Meaningful EntrepreneurshipThere is a recently published study by Stanford University, about the way we construct our experiences, proving that though the principles of meaning and happiness overlap, a meaningful life is ultimately more important than a happy one. So, what is the difference then?

Putting your energy into cultivating an experience that is meaningful entails something more than whatever appeases your own wants and desires in the moment. Happiness is a fleeting feeling, whereas meaning is a stable foundation. Because if you cut down the things that matter to the reasons why they matter, you will realize that the common denominator is that they all give you a sense of belonging, fulfillment and purpose.

Ultimately, meaning is attainable. Meaning is something we can choose. That is not always the case with happiness.

Now, let’s take this to entrepreneurship. What is a meaningful entrepreneurship?

Meaningful entrepreneurs are the entrepreneurs who are enterprise growers and, therefore, job creators.

So, do you think you are a meaningful entrepreneur?

In his blog, Michael Gerber, a legendary entrepreneur, mentioned that a true entrepreneur starts with an inspiration, an innovative or transformative idea for a business, and is driven by the prospect of growth and reinvention.

The world needs more and more true entrepreneurs, entrepreneurs who are inspired to create, to be inspired to innovate, to be inspired to build a completely new world.

Michael Gerber says the cure for unemployment is not more jobs, but more meaningful entrepreneurs – entrepreneurs who will contribute to the transformation of the economy and to the growth of meaningful, rewarding jobs.

Unemployment is a problem that refuses to go away.
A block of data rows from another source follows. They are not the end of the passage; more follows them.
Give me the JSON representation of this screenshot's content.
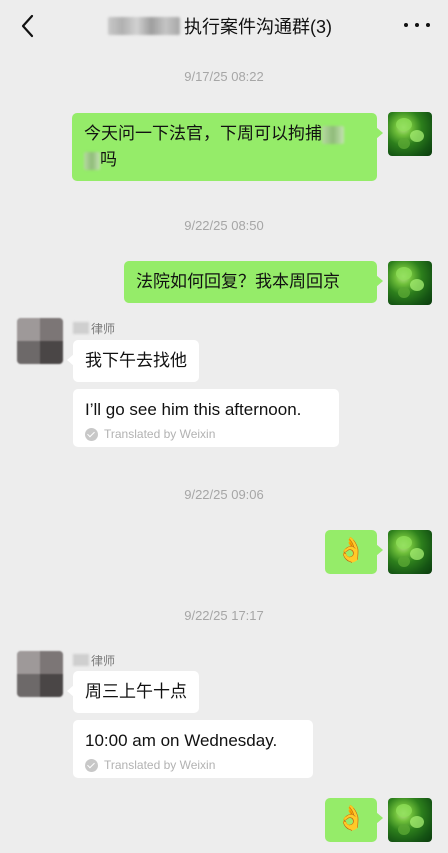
{
  "header": {
    "title": "执行案件沟通群(3)",
    "back_icon": "chevron-left-icon",
    "more_icon": "more-dots-icon"
  },
  "messages": [
    {
      "type": "time",
      "text": "9/17/25 08:22"
    },
    {
      "type": "self",
      "text_line1": "今天问一下法官，下周可以拘捕",
      "text_line2": "吗"
    },
    {
      "type": "time",
      "text": "9/22/25 08:50"
    },
    {
      "type": "self",
      "text": "法院如何回复？我本周回京"
    },
    {
      "type": "other",
      "sender": "律师",
      "text": "我下午去找他",
      "translation": "I’ll go see him this afternoon.",
      "translated_by": "Translated by Weixin"
    },
    {
      "type": "time",
      "text": "9/22/25 09:06"
    },
    {
      "type": "self",
      "text": "👌"
    },
    {
      "type": "time",
      "text": "9/22/25 17:17"
    },
    {
      "type": "other",
      "sender": "律师",
      "text": "周三上午十点",
      "translation": "10:00 am on Wednesday.",
      "translated_by": "Translated by Weixin"
    },
    {
      "type": "self",
      "text": "👌"
    }
  ],
  "colors": {
    "self_bubble": "#95ec69",
    "other_bubble": "#ffffff",
    "background": "#ededed"
  }
}
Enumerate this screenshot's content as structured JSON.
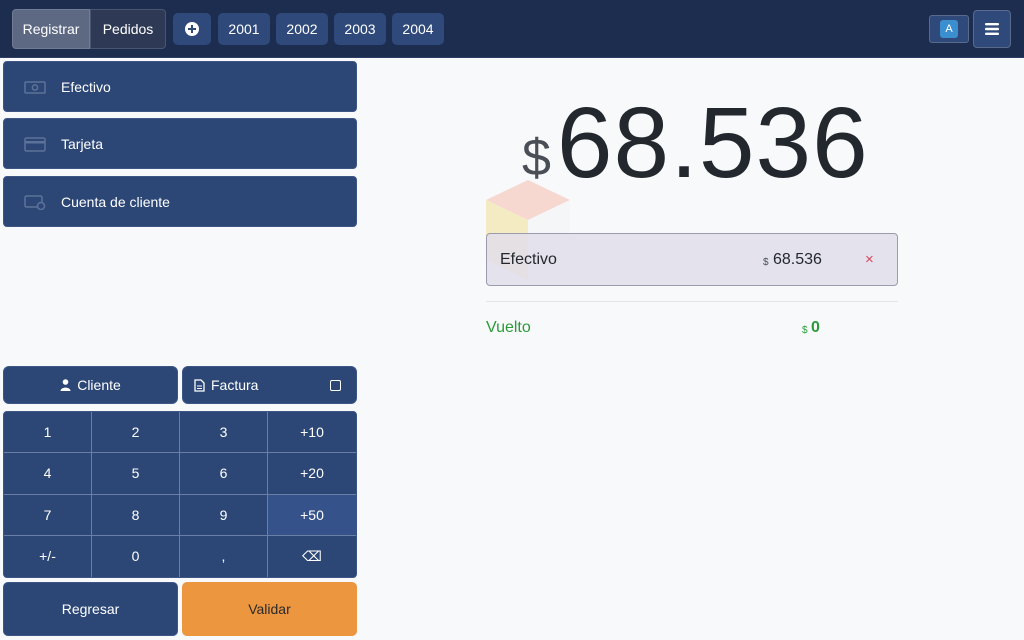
{
  "topbar": {
    "tab_register": "Registrar",
    "tab_orders": "Pedidos",
    "orders": [
      "2001",
      "2002",
      "2003",
      "2004"
    ],
    "user_initial": "A"
  },
  "payment_methods": [
    {
      "label": "Efectivo",
      "icon": "cash-icon"
    },
    {
      "label": "Tarjeta",
      "icon": "card-icon"
    },
    {
      "label": "Cuenta de cliente",
      "icon": "customer-account-icon"
    }
  ],
  "actions": {
    "customer": "Cliente",
    "invoice": "Factura",
    "invoice_checked": false,
    "back": "Regresar",
    "validate": "Validar"
  },
  "numpad": [
    "1",
    "2",
    "3",
    "+10",
    "4",
    "5",
    "6",
    "+20",
    "7",
    "8",
    "9",
    "+50",
    "+/-",
    "0",
    ",",
    "⌫"
  ],
  "summary": {
    "currency": "$",
    "total": "68.536",
    "payment_line": {
      "method": "Efectivo",
      "currency": "$",
      "amount": "68.536",
      "remove": "×"
    },
    "change_label": "Vuelto",
    "change_currency": "$",
    "change_amount": "0"
  },
  "colors": {
    "topbar": "#1d2d4f",
    "primary_button": "#2c4775",
    "validate": "#ec963f",
    "change": "#2b9a3a",
    "remove": "#d9485a"
  }
}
The hope lies in the hands of a true entrepreneur, to create meaningful jobs.

Furthermore, in their 2014 report, the Global Entrepreneurship Monitor (GEM) divided entrepreneurial motivation into two drivers: motivational drivers and job-growth expectations. The first one is necessity-driven, which means individuals start businesses because there are no better options to obtain resources for living. The second one is opportunity-driven, which means individuals start businesses based on recognized opportunities.